WHAT YOU SHOULD DO ▸
Provide only the number of lines below that contain the word "name".

[Opening STUDY MATERIAL section]

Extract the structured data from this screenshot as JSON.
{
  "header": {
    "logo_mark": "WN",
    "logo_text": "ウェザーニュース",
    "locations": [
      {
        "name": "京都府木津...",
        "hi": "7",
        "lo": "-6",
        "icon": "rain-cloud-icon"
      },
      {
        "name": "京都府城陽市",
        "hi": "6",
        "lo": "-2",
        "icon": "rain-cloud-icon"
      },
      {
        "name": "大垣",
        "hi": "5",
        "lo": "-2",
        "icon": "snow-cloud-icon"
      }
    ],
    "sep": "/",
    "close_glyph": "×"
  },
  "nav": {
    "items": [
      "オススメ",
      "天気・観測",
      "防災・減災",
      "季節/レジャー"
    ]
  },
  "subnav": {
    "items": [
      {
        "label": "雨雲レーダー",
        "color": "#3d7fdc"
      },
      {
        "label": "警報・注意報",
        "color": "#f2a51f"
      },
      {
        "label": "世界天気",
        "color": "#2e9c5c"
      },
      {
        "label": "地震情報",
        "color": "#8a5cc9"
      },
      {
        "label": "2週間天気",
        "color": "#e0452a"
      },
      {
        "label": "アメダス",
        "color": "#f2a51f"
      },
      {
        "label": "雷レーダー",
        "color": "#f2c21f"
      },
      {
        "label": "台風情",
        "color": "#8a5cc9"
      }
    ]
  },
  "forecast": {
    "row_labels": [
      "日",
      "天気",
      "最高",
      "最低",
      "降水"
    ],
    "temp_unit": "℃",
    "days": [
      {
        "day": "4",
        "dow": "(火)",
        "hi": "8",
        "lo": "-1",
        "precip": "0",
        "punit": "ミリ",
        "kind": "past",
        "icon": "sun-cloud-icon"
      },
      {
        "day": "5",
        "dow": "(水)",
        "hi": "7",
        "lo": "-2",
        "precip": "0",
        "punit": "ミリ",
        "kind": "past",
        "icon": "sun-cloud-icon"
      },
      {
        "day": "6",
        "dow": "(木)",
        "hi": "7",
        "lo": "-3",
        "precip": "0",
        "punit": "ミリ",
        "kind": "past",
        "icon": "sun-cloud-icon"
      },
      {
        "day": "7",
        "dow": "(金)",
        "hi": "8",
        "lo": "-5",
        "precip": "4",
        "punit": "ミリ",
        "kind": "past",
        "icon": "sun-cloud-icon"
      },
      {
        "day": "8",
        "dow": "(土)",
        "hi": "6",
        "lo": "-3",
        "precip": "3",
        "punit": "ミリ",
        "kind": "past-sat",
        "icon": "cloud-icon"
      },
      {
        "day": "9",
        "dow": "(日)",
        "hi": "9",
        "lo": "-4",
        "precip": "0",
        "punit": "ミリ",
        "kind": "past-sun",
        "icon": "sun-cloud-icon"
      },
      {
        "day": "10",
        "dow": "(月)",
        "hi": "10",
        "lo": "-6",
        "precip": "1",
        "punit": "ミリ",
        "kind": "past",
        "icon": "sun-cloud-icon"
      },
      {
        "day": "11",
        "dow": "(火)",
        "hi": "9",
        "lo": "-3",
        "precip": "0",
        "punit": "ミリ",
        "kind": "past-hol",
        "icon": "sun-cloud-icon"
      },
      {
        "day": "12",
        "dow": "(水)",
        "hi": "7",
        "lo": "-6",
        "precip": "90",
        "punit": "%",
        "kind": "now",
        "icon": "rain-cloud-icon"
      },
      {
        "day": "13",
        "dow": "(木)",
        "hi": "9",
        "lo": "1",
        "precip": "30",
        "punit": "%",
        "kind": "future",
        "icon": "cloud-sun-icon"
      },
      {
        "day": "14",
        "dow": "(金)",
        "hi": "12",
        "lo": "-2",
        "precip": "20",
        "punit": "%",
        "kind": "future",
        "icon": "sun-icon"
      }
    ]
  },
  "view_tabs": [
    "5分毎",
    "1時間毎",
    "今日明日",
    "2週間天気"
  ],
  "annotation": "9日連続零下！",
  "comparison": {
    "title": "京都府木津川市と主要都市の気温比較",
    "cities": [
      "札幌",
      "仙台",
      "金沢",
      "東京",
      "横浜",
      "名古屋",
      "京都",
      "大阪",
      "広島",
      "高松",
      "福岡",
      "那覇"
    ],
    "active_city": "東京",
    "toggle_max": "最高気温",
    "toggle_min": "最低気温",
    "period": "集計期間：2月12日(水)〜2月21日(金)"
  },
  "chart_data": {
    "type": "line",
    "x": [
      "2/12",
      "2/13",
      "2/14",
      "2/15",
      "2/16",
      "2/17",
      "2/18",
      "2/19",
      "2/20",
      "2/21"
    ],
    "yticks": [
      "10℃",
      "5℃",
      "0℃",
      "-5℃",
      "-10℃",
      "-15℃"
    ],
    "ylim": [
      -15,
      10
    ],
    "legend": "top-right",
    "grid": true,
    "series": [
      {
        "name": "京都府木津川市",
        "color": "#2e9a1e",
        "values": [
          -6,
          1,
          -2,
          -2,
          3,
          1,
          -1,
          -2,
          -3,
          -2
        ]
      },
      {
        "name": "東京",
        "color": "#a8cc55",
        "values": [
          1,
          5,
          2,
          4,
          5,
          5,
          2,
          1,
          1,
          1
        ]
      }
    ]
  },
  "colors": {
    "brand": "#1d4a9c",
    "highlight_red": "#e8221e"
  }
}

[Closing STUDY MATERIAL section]

RESULT OF THE TASK ▸
5